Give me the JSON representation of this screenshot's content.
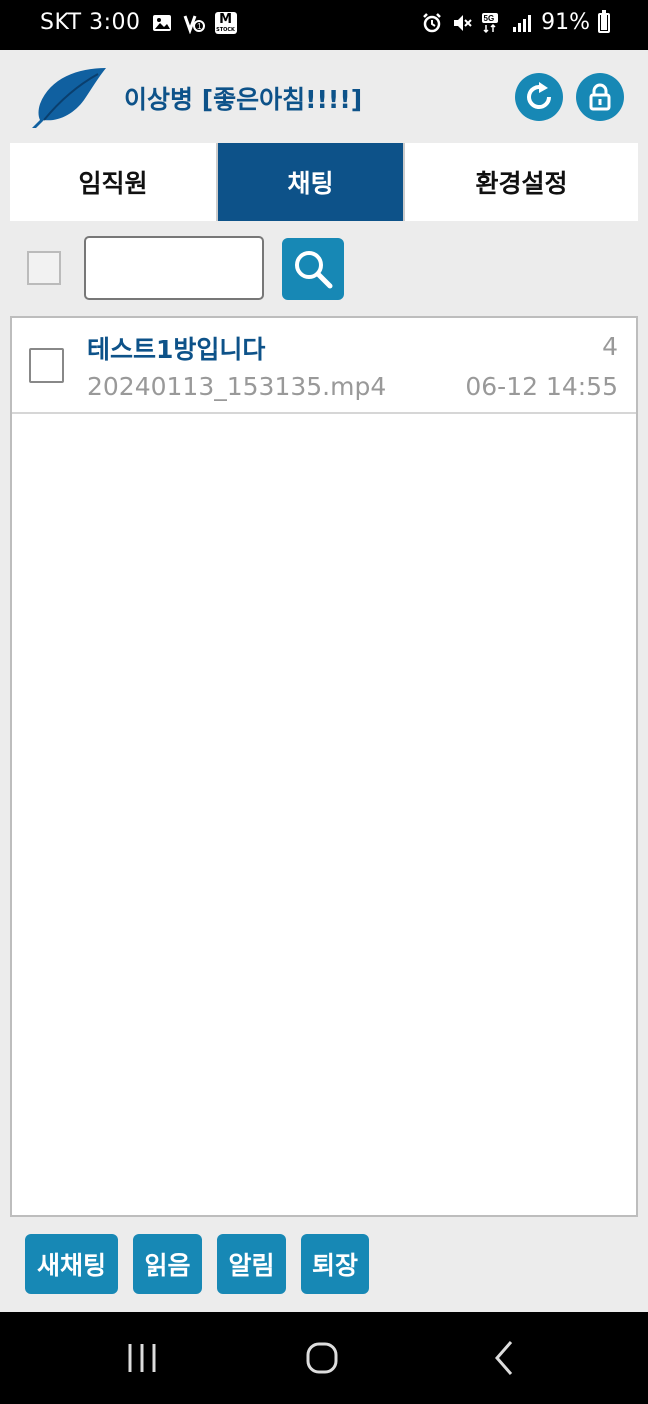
{
  "status_bar": {
    "carrier_time": "SKT 3:00",
    "mstock_label": "M",
    "mstock_sub": "STOCK",
    "network": "5G",
    "battery": "91%",
    "battery_level": 0.91
  },
  "header": {
    "user_title": "이상병 [좋은아침!!!!]"
  },
  "tabs": [
    {
      "label": "임직원",
      "active": false
    },
    {
      "label": "채팅",
      "active": true
    },
    {
      "label": "환경설정",
      "active": false
    }
  ],
  "search": {
    "value": "",
    "placeholder": ""
  },
  "rooms": [
    {
      "name": "테스트1방입니다",
      "count": "4",
      "last_message": "20240113_153135.mp4",
      "time": "06-12 14:55"
    }
  ],
  "actions": {
    "new_chat": "새채팅",
    "read": "읽음",
    "alert": "알림",
    "leave": "퇴장"
  },
  "colors": {
    "primary": "#0d5289",
    "accent": "#1788b5",
    "background": "#ececec"
  }
}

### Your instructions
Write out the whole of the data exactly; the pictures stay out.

### Task answer
Give me the JSON representation of this screenshot's content.
{
  "status_bar": {
    "carrier_time": "SKT 3:00",
    "mstock_label": "M",
    "mstock_sub": "STOCK",
    "network": "5G",
    "battery": "91%",
    "battery_level": 0.91
  },
  "header": {
    "user_title": "이상병 [좋은아침!!!!]"
  },
  "tabs": [
    {
      "label": "임직원",
      "active": false
    },
    {
      "label": "채팅",
      "active": true
    },
    {
      "label": "환경설정",
      "active": false
    }
  ],
  "search": {
    "value": "",
    "placeholder": ""
  },
  "rooms": [
    {
      "name": "테스트1방입니다",
      "count": "4",
      "last_message": "20240113_153135.mp4",
      "time": "06-12 14:55"
    }
  ],
  "actions": {
    "new_chat": "새채팅",
    "read": "읽음",
    "alert": "알림",
    "leave": "퇴장"
  },
  "colors": {
    "primary": "#0d5289",
    "accent": "#1788b5",
    "background": "#ececec"
  }
}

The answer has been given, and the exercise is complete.